**TRY IT**
Look through the material and copy each line holding "content".

**DATASET ENTRIES**
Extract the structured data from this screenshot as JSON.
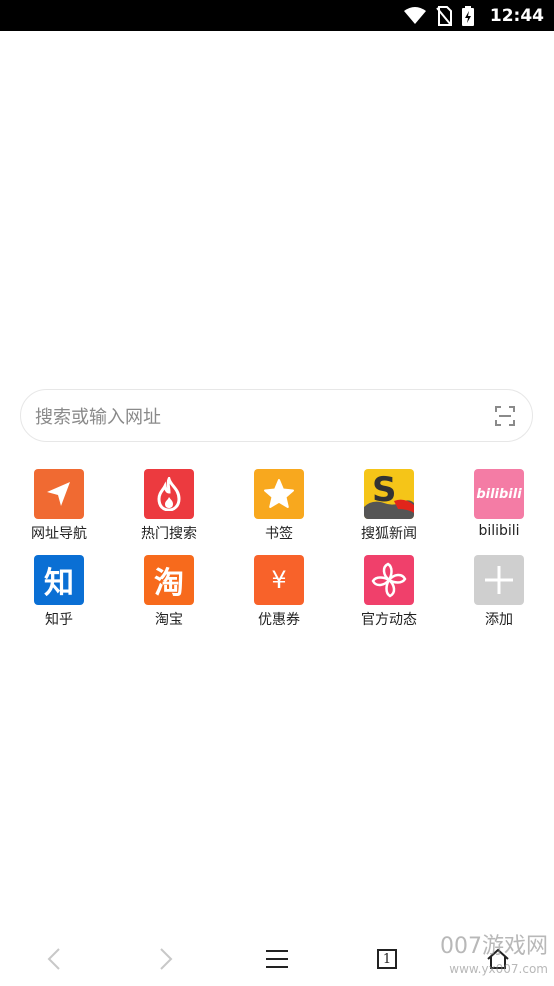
{
  "status_bar": {
    "time": "12:44",
    "icons": [
      "wifi-icon",
      "no-sim-icon",
      "battery-charging-icon"
    ]
  },
  "search": {
    "placeholder": "搜索或输入网址",
    "scan_icon": "scan-icon"
  },
  "shortcuts": [
    {
      "label": "网址导航",
      "icon": "navigation-arrow-icon",
      "color": "#f06a32"
    },
    {
      "label": "热门搜索",
      "icon": "flame-icon",
      "color": "#ec3a3f"
    },
    {
      "label": "书签",
      "icon": "star-icon",
      "color": "#f8a81e"
    },
    {
      "label": "搜狐新闻",
      "icon": "sohu-logo-icon",
      "color": "#f5c518"
    },
    {
      "label": "bilibili",
      "icon": "bilibili-logo-icon",
      "color": "#f47ca5",
      "logo_text": "bilibili"
    },
    {
      "label": "知乎",
      "icon": "zhihu-logo-icon",
      "color": "#0a6fd4",
      "logo_text": "知"
    },
    {
      "label": "淘宝",
      "icon": "taobao-logo-icon",
      "color": "#f76a1c",
      "logo_text": "淘"
    },
    {
      "label": "优惠券",
      "icon": "yen-icon",
      "color": "#f8622a",
      "logo_text": "¥"
    },
    {
      "label": "官方动态",
      "icon": "pinwheel-icon",
      "color": "#f0406b"
    },
    {
      "label": "添加",
      "icon": "plus-icon",
      "color": "#cfcfcf"
    }
  ],
  "bottom_nav": {
    "back_icon": "chevron-left-icon",
    "forward_icon": "chevron-right-icon",
    "menu_icon": "menu-icon",
    "tabs_count": "1",
    "home_icon": "home-icon"
  },
  "watermark": {
    "main": "007游戏网",
    "sub": "www.yx007.com"
  }
}
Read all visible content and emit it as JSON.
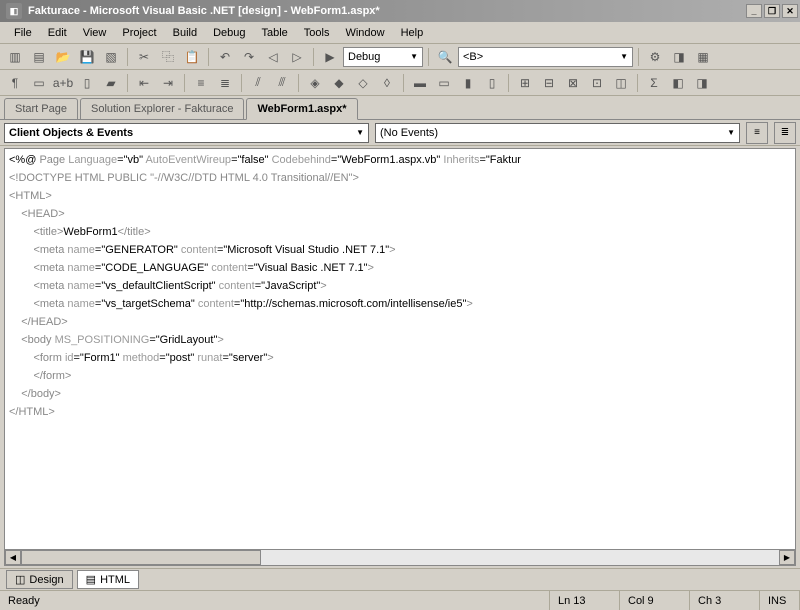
{
  "titlebar": {
    "text": "Fakturace - Microsoft Visual Basic .NET [design] - WebForm1.aspx*"
  },
  "menu": {
    "file": "File",
    "edit": "Edit",
    "view": "View",
    "project": "Project",
    "build": "Build",
    "debug": "Debug",
    "table": "Table",
    "tools": "Tools",
    "window": "Window",
    "help": "Help"
  },
  "combos": {
    "config": "Debug",
    "platform": "<B>"
  },
  "tabs": {
    "start": "Start Page",
    "sol": "Solution Explorer - Fakturace",
    "active": "WebForm1.aspx*"
  },
  "nav": {
    "objects": "Client Objects & Events",
    "events": "(No Events)"
  },
  "code": {
    "l1a": "<%@ ",
    "l1b": "Page",
    "l1c": " Language",
    "l1d": "=\"vb\"",
    "l1e": " AutoEventWireup",
    "l1f": "=\"false\"",
    "l1g": " Codebehind",
    "l1h": "=\"WebForm1.aspx.vb\"",
    "l1i": " Inherits",
    "l1j": "=\"Faktur",
    "l2": "<!DOCTYPE HTML PUBLIC \"-//W3C//DTD HTML 4.0 Transitional//EN\">",
    "l3": "<HTML>",
    "l4": "    <HEAD>",
    "l5a": "        <title>",
    "l5b": "WebForm1",
    "l5c": "</title>",
    "l6a": "        <meta ",
    "l6b": "name",
    "l6c": "=\"GENERATOR\"",
    "l6d": " content",
    "l6e": "=\"Microsoft Visual Studio .NET 7.1\"",
    "l6f": ">",
    "l7a": "        <meta ",
    "l7b": "name",
    "l7c": "=\"CODE_LANGUAGE\"",
    "l7d": " content",
    "l7e": "=\"Visual Basic .NET 7.1\"",
    "l7f": ">",
    "l8a": "        <meta ",
    "l8b": "name",
    "l8c": "=\"vs_defaultClientScript\"",
    "l8d": " content",
    "l8e": "=\"JavaScript\"",
    "l8f": ">",
    "l9a": "        <meta ",
    "l9b": "name",
    "l9c": "=\"vs_targetSchema\"",
    "l9d": " content",
    "l9e": "=\"http://schemas.microsoft.com/intellisense/ie5\"",
    "l9f": ">",
    "l10": "    </HEAD>",
    "l11a": "    <body ",
    "l11b": "MS_POSITIONING",
    "l11c": "=\"GridLayout\"",
    "l11d": ">",
    "l12a": "        <form ",
    "l12b": "id",
    "l12c": "=\"Form1\"",
    "l12d": " method",
    "l12e": "=\"post\"",
    "l12f": " runat",
    "l12g": "=\"server\"",
    "l12h": ">",
    "l13": "        </form>",
    "l14": "    </body>",
    "l15": "</HTML>"
  },
  "views": {
    "design": "Design",
    "html": "HTML"
  },
  "status": {
    "ready": "Ready",
    "ln": "Ln 13",
    "col": "Col 9",
    "ch": "Ch 3",
    "ins": "INS"
  }
}
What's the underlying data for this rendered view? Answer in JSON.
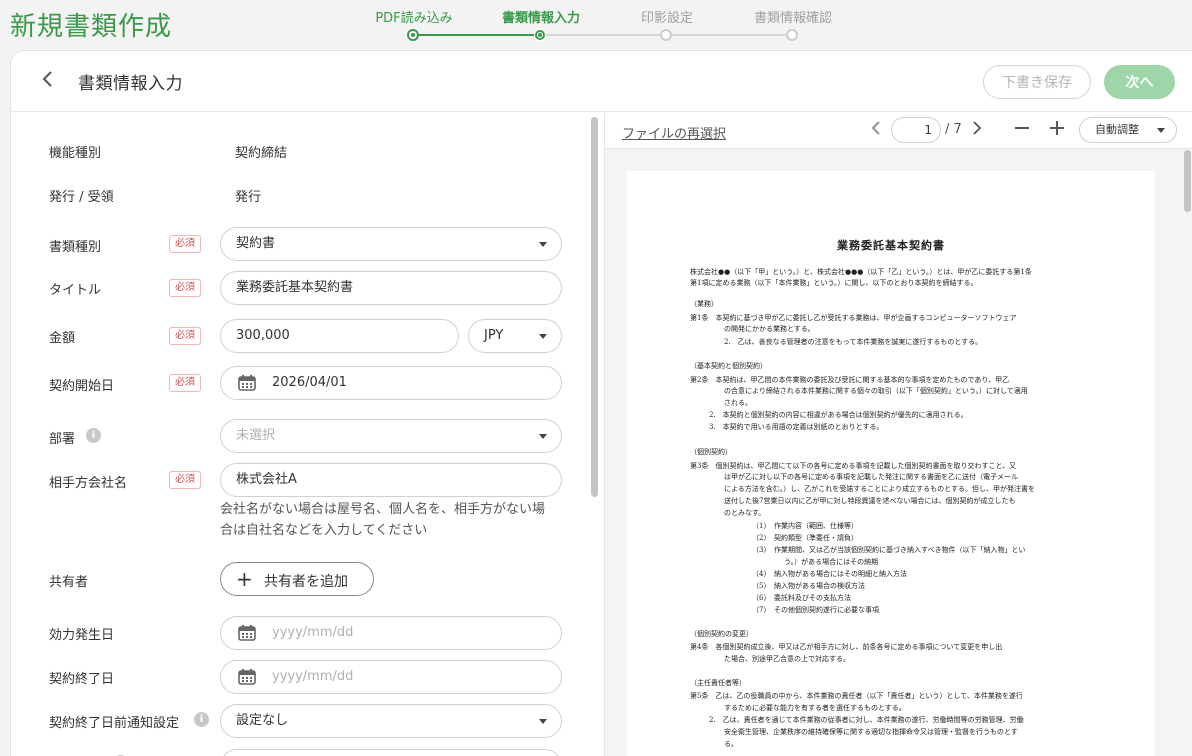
{
  "app_title": "新規書類作成",
  "stepper": {
    "steps": [
      {
        "label": "PDF読み込み",
        "state": "done"
      },
      {
        "label": "書類情報入力",
        "state": "current"
      },
      {
        "label": "印影設定",
        "state": "todo"
      },
      {
        "label": "書類情報確認",
        "state": "todo"
      }
    ]
  },
  "header": {
    "title": "書類情報入力",
    "draft_label": "下書き保存",
    "next_label": "次へ"
  },
  "form": {
    "function_type": {
      "label": "機能種別",
      "value": "契約締結"
    },
    "issue_receive": {
      "label": "発行 / 受領",
      "value": "発行"
    },
    "required_badge": "必須",
    "doc_type": {
      "label": "書類種別",
      "value": "契約書"
    },
    "title": {
      "label": "タイトル",
      "value": "業務委託基本契約書"
    },
    "amount": {
      "label": "金額",
      "value": "300,000",
      "currency": "JPY"
    },
    "start_date": {
      "label": "契約開始日",
      "value": "2026/04/01"
    },
    "department": {
      "label": "部署",
      "placeholder": "未選択"
    },
    "counterparty": {
      "label": "相手方会社名",
      "value": "株式会社A",
      "help_line1": "会社名がない場合は屋号名、個人名を、相手方がない場",
      "help_line2": "合は自社名などを入力してください"
    },
    "co_owner": {
      "label": "共有者",
      "button": "共有者を追加"
    },
    "effective_date": {
      "label": "効力発生日",
      "placeholder": "yyyy/mm/dd"
    },
    "end_date": {
      "label": "契約終了日",
      "placeholder": "yyyy/mm/dd"
    },
    "end_notice": {
      "label": "契約終了日前通知設定",
      "value": "設定なし"
    }
  },
  "viewer": {
    "reselect": "ファイルの再選択",
    "page": "1",
    "total": "/ 7",
    "zoom": "自動調整"
  },
  "pdf": {
    "title": "業務委託基本契約書",
    "lines": [
      "株式会社●●（以下「甲」という。）と、株式会社●●●（以下「乙」という。）とは、甲が乙に委託する第1条",
      "第1項に定める業務（以下「本件業務」という。）に関し、以下のとおり本契約を締結する。",
      "（業務）",
      "第1条　本契約に基づき甲が乙に委託し乙が受託する業務は、甲が企画するコンピューターソフトウェア",
      "の開発にかかる業務とする。",
      "2.　乙は、善良なる管理者の注意をもって本件業務を誠実に遂行するものとする。",
      "（基本契約と個別契約）",
      "第2条　本契約は、甲乙間の本件業務の委託及び受託に関する基本的な事項を定めたものであり、甲乙",
      "の合意により締結される本件業務に関する個々の取引（以下「個別契約」という。）に対して適用",
      "される。",
      "2.　本契約と個別契約の内容に相違がある場合は個別契約が優先的に適用される。",
      "3.　本契約で用いる用語の定義は別紙のとおりとする。",
      "（個別契約）",
      "第3条　個別契約は、甲乙間にて以下の各号に定める事項を記載した個別契約書面を取り交わすこと、又",
      "は甲が乙に対し以下の各号に定める事項を記載した発注に関する書面を乙に送付（電子メール",
      "による方法を含む。）し、乙がこれを受諾することにより成立するものとする。但し、甲が発注書を",
      "送付した後7営業日以内に乙が甲に対し特段異議を述べない場合には、個別契約が成立したも",
      "のとみなす。",
      "（1）　作業内容（範囲、仕様等）",
      "（2）　契約類型（準委任・請負）",
      "（3）　作業期間、又は乙が当該個別契約に基づき納入すべき物件（以下「納入物」とい",
      "う。）がある場合にはその納期",
      "（4）　納入物がある場合にはその明細と納入方法",
      "（5）　納入物がある場合の検収方法",
      "（6）　委託料及びその支払方法",
      "（7）　その他個別契約遂行に必要な事項",
      "（個別契約の変更）",
      "第4条　各個別契約成立後、甲又は乙が相手方に対し、前条各号に定める事項について変更を申し出",
      "た場合、別途甲乙合意の上で対応する。",
      "（主任責任者等）",
      "第5条　乙は、乙の役職員の中から、本件業務の責任者（以下「責任者」という）として、本件業務を遂行",
      "するために必要な能力を有する者を選任するものとする。",
      "2.　乙は、責任者を通じて本件業務の従事者に対し、本件業務の遂行、労働時間等の労務管理、労働",
      "安全衛生管理、企業秩序の維持確保等に関する適切な指揮命令又は管理・監督を行うものとす",
      "る。"
    ]
  }
}
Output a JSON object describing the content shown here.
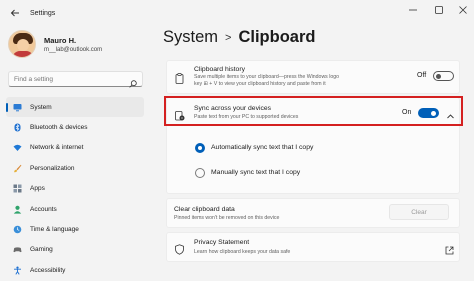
{
  "window": {
    "title": "Settings"
  },
  "user": {
    "name": "Mauro H.",
    "email": "m__lab@outlook.com"
  },
  "search": {
    "placeholder": "Find a setting"
  },
  "nav": {
    "items": [
      {
        "label": "System",
        "icon": "monitor-icon",
        "active": true
      },
      {
        "label": "Bluetooth & devices",
        "icon": "bluetooth-icon"
      },
      {
        "label": "Network & internet",
        "icon": "wifi-icon"
      },
      {
        "label": "Personalization",
        "icon": "brush-icon"
      },
      {
        "label": "Apps",
        "icon": "apps-icon"
      },
      {
        "label": "Accounts",
        "icon": "person-icon"
      },
      {
        "label": "Time & language",
        "icon": "globe-clock-icon"
      },
      {
        "label": "Gaming",
        "icon": "gamepad-icon"
      },
      {
        "label": "Accessibility",
        "icon": "accessibility-icon"
      }
    ]
  },
  "breadcrumb": {
    "parent": "System",
    "separator": ">",
    "current": "Clipboard"
  },
  "clipboard_history": {
    "title": "Clipboard history",
    "description_line1": "Save multiple items to your clipboard—press the Windows logo",
    "description_line2": "key ⊞ + V to view your clipboard history and paste from it",
    "toggle_label": "Off",
    "toggle_on": false
  },
  "sync": {
    "title": "Sync across your devices",
    "description": "Paste text from your PC to supported devices",
    "toggle_label": "On",
    "toggle_on": true,
    "expanded": true,
    "options": [
      {
        "label": "Automatically sync text that I copy",
        "checked": true
      },
      {
        "label": "Manually sync text that I copy",
        "checked": false
      }
    ]
  },
  "clear_data": {
    "title": "Clear clipboard data",
    "description": "Pinned items won't be removed on this device",
    "button_label": "Clear"
  },
  "privacy": {
    "title": "Privacy Statement",
    "description": "Learn how clipboard keeps your data safe"
  },
  "colors": {
    "accent": "#005fb8",
    "highlight_border": "#d42020",
    "background": "#f3f3f3"
  }
}
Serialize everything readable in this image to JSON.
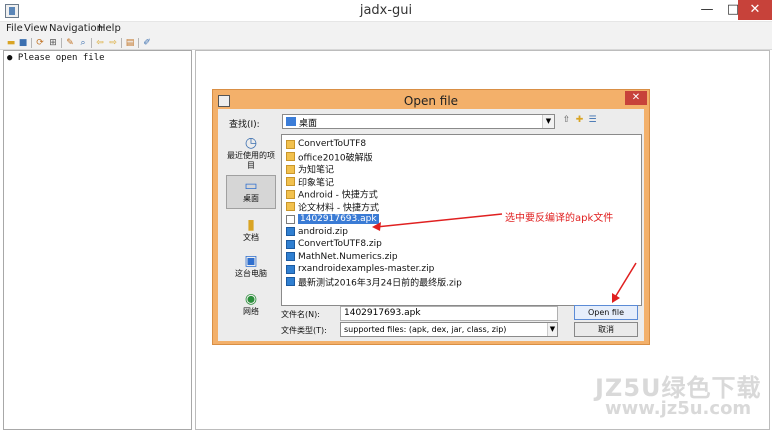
{
  "window": {
    "title": "jadx-gui",
    "min_symbol": "—",
    "max_symbol": "□",
    "close_symbol": "✕"
  },
  "menu": [
    "File",
    "View",
    "Navigation",
    "Help"
  ],
  "tree": {
    "root_label": "● Please open file"
  },
  "dialog": {
    "title": "Open file",
    "close_symbol": "✕",
    "look_in_label": "查找(I):",
    "look_in_value": "桌面",
    "places": [
      {
        "icon": "recent-icon",
        "label": "最近使用的项目"
      },
      {
        "icon": "desktop-icon",
        "label": "桌面"
      },
      {
        "icon": "documents-icon",
        "label": "文档"
      },
      {
        "icon": "computer-icon",
        "label": "这台电脑"
      },
      {
        "icon": "network-icon",
        "label": "网络"
      }
    ],
    "files": [
      {
        "name": "ConvertToUTF8",
        "type": "folder"
      },
      {
        "name": "office2010破解版",
        "type": "folder"
      },
      {
        "name": "为知笔记",
        "type": "folder"
      },
      {
        "name": "印象笔记",
        "type": "folder"
      },
      {
        "name": "Android - 快捷方式",
        "type": "folder"
      },
      {
        "name": "论文材料 - 快捷方式",
        "type": "folder"
      },
      {
        "name": "1402917693.apk",
        "type": "apk",
        "selected": true
      },
      {
        "name": "android.zip",
        "type": "zip"
      },
      {
        "name": "ConvertToUTF8.zip",
        "type": "zip"
      },
      {
        "name": "MathNet.Numerics.zip",
        "type": "zip"
      },
      {
        "name": "rxandroidexamples-master.zip",
        "type": "zip"
      },
      {
        "name": "最新测试2016年3月24日前的最终版.zip",
        "type": "zip"
      }
    ],
    "file_name_label": "文件名(N):",
    "file_name_value": "1402917693.apk",
    "file_type_label": "文件类型(T):",
    "file_type_value": "supported files: (apk, dex, jar, class, zip)",
    "open_button": "Open file",
    "cancel_button": "取消"
  },
  "annotation": "选中要反编译的apk文件",
  "watermark": {
    "main": "JZ5U绿色下载",
    "url": "www.jz5u.com"
  },
  "colors": {
    "dialog_frame": "#f3b06a",
    "close_red": "#c7423a",
    "selection_blue": "#3a7bd5",
    "annotation_red": "#e02020"
  }
}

**TASK OUTPUT**
Read all visible content and emit it as JSON.
    "l6d": " content",
    "l7d": " content",
    "l8d": " content",
    "l9d": " content",
Output a JSON object describing the content shown here.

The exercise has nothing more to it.